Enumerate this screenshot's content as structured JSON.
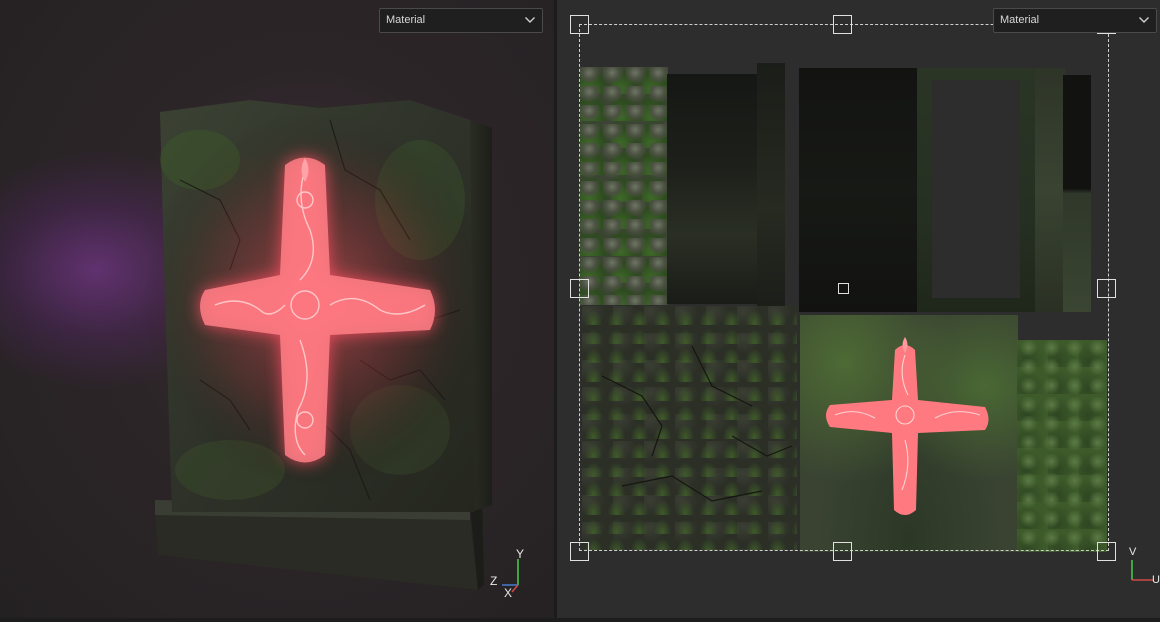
{
  "viewport_3d": {
    "material_dropdown": {
      "selected": "Material"
    },
    "gizmo": {
      "y": "Y",
      "z": "Z",
      "x": "X"
    }
  },
  "viewport_uv": {
    "material_dropdown": {
      "selected": "Material"
    },
    "gizmo": {
      "v": "V",
      "u": "U"
    }
  },
  "colors": {
    "glow": "#ff6a6a",
    "moss": "#3d5a2a",
    "stone": "#3a3c34",
    "selection": "#e0e0e0"
  },
  "icons": [
    "chevron-down-icon",
    "cross-emblem-icon",
    "axis-gizmo-icon"
  ]
}
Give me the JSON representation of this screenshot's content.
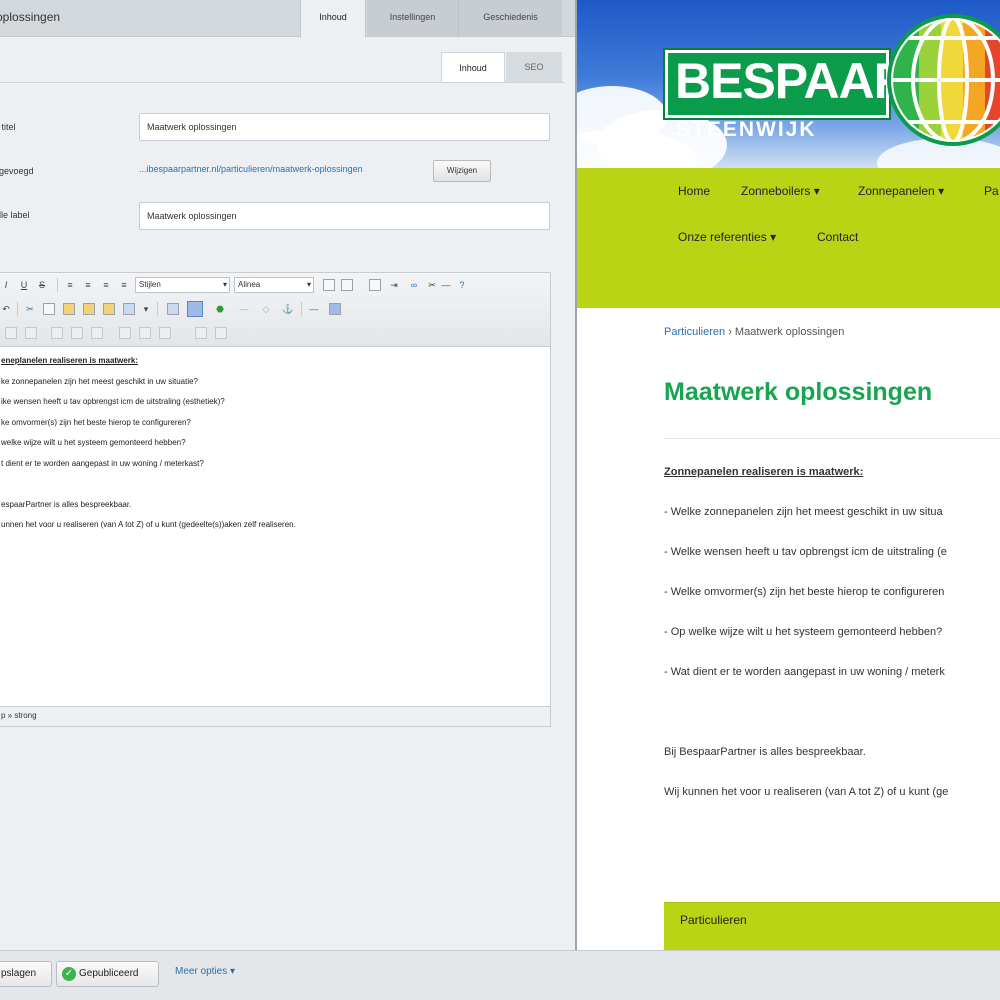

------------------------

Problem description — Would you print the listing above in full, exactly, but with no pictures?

Answer box —
Enumerate this screenshot's content as structured JSON.
{
  "viewport_3d": {
    "material_dropdown": {
      "selected": "Material"
    },
    "gizmo": {
      "y": "Y",
      "z": "Z",
      "x": "X"
    }
  },
  "viewport_uv": {
    "material_dropdown": {
      "selected": "Material"
    },
    "gizmo": {
      "v": "V",
      "u": "U"
    }
  },
  "colors": {
    "glow": "#ff6a6a",
    "moss": "#3d5a2a",
    "stone": "#3a3c34",
    "selection": "#e0e0e0"
  },
  "icons": [
    "chevron-down-icon",
    "cross-emblem-icon",
    "axis-gizmo-icon"
  ]
}
Give me the JSON representation of this screenshot's content.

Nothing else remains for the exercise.